SUPPLIED ENTRIES Start Marker

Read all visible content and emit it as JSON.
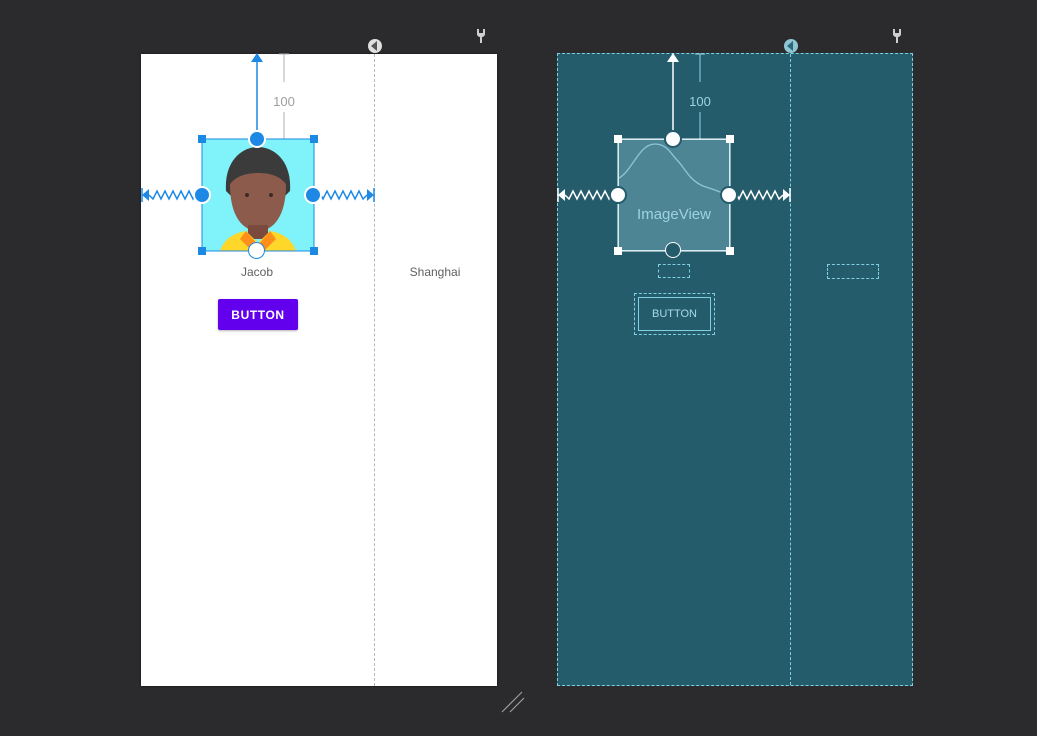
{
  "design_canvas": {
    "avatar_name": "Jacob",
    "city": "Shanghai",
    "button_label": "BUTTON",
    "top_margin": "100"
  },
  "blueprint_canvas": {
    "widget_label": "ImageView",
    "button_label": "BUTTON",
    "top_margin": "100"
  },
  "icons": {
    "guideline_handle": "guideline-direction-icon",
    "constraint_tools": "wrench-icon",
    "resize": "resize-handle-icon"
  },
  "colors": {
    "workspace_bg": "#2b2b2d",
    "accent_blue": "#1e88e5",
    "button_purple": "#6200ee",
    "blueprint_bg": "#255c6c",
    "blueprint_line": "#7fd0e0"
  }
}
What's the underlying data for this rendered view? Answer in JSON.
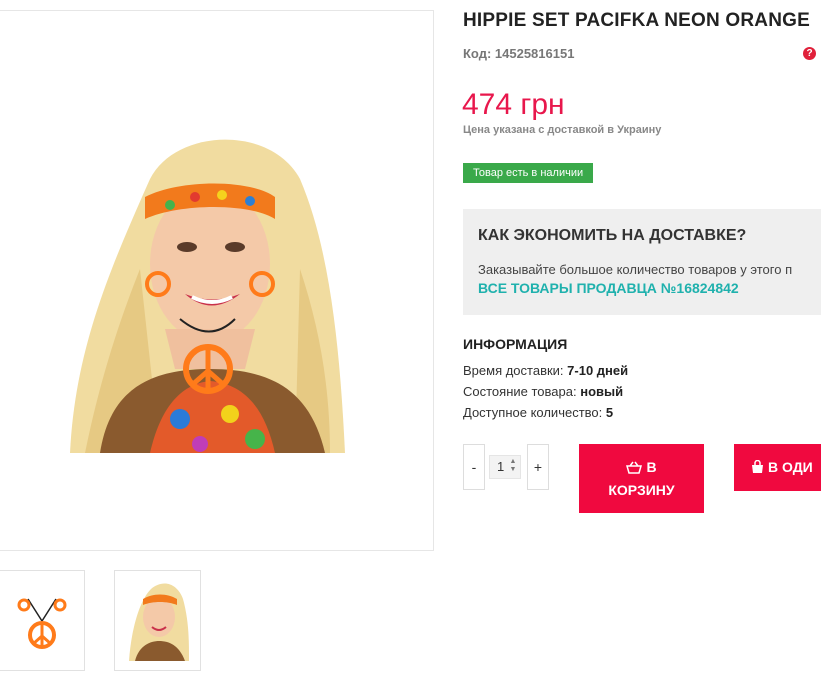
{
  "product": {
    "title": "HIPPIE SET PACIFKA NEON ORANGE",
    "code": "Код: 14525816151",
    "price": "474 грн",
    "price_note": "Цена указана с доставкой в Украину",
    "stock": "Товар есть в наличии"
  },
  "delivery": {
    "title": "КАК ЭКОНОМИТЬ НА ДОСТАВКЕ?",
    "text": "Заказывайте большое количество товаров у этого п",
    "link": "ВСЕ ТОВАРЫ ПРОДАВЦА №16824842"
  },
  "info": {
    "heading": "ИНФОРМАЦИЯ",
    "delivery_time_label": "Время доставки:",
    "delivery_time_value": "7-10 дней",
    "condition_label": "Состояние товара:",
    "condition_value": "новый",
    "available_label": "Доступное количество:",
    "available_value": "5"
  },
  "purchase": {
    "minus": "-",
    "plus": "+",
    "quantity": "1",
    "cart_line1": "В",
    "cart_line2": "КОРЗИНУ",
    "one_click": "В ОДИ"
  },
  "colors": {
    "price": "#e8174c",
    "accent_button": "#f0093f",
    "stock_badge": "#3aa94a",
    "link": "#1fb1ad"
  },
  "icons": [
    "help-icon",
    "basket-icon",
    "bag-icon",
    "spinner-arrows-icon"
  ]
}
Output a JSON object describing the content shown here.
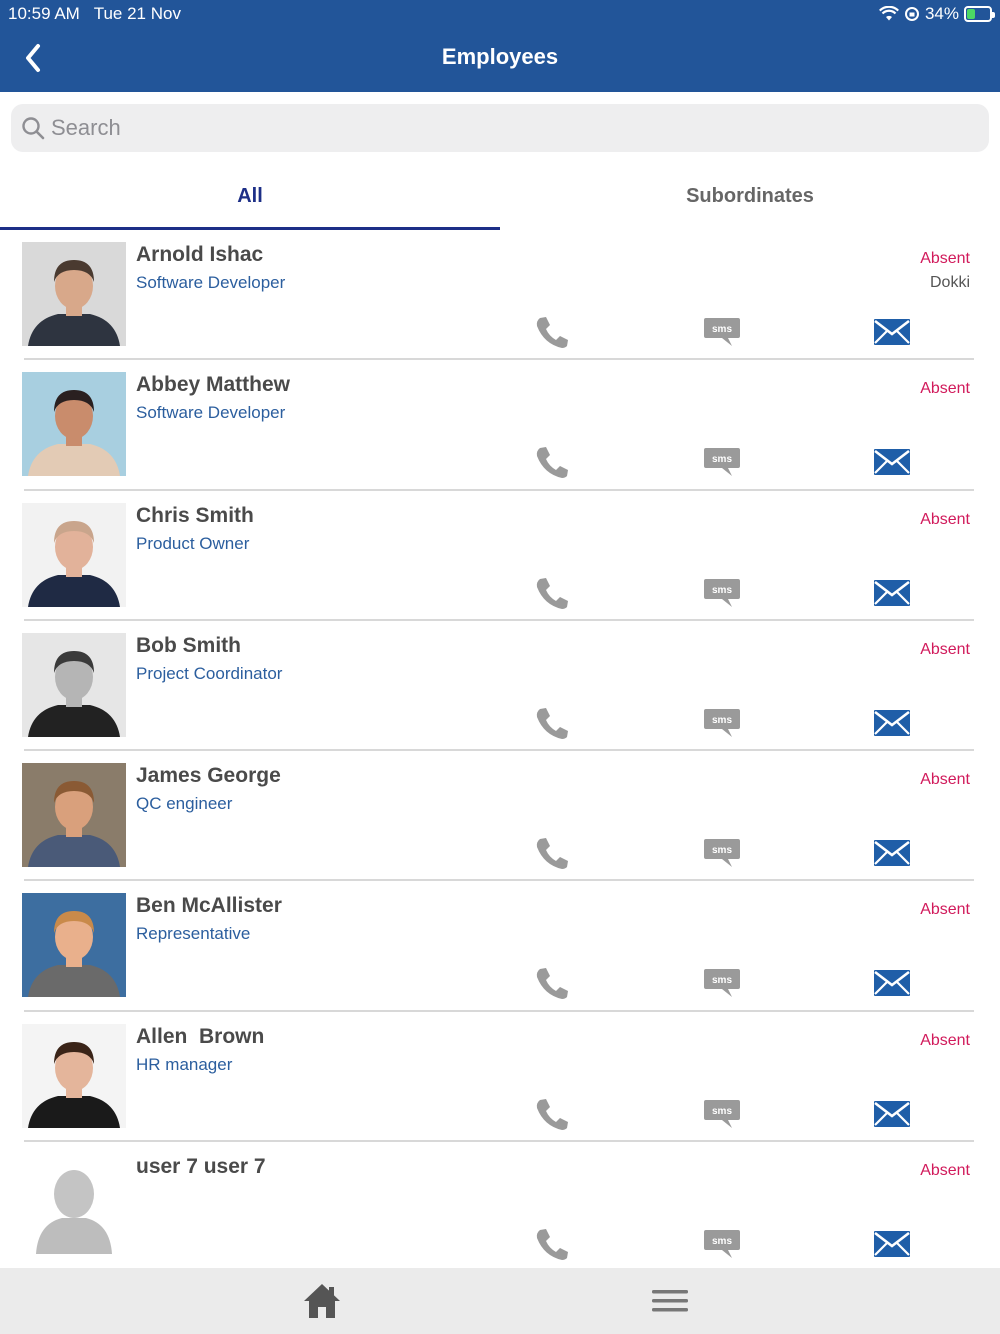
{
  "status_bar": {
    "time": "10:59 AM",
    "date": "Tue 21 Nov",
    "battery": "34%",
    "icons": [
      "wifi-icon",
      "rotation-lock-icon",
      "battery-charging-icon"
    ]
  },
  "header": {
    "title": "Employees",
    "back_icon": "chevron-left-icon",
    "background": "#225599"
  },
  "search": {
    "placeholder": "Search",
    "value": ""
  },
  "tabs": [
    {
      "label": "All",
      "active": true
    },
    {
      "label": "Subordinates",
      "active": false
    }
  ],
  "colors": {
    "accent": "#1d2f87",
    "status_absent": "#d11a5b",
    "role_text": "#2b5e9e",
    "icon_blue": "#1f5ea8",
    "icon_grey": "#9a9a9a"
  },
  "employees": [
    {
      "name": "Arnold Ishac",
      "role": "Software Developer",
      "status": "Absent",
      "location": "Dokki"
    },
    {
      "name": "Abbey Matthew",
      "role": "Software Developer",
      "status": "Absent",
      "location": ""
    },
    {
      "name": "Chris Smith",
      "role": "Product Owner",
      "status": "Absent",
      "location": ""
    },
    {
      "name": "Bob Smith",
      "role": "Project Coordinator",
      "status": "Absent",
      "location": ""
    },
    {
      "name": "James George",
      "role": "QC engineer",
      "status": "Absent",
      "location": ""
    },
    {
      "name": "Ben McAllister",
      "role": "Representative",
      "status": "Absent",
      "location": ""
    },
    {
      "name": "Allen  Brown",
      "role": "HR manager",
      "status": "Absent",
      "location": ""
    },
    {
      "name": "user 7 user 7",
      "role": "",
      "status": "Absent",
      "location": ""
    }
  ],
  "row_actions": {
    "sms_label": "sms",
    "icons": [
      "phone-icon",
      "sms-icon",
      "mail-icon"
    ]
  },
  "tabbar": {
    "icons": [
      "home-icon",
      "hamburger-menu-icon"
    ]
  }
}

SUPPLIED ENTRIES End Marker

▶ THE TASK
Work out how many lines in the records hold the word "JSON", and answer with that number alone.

▶ TASK SOLUTION
3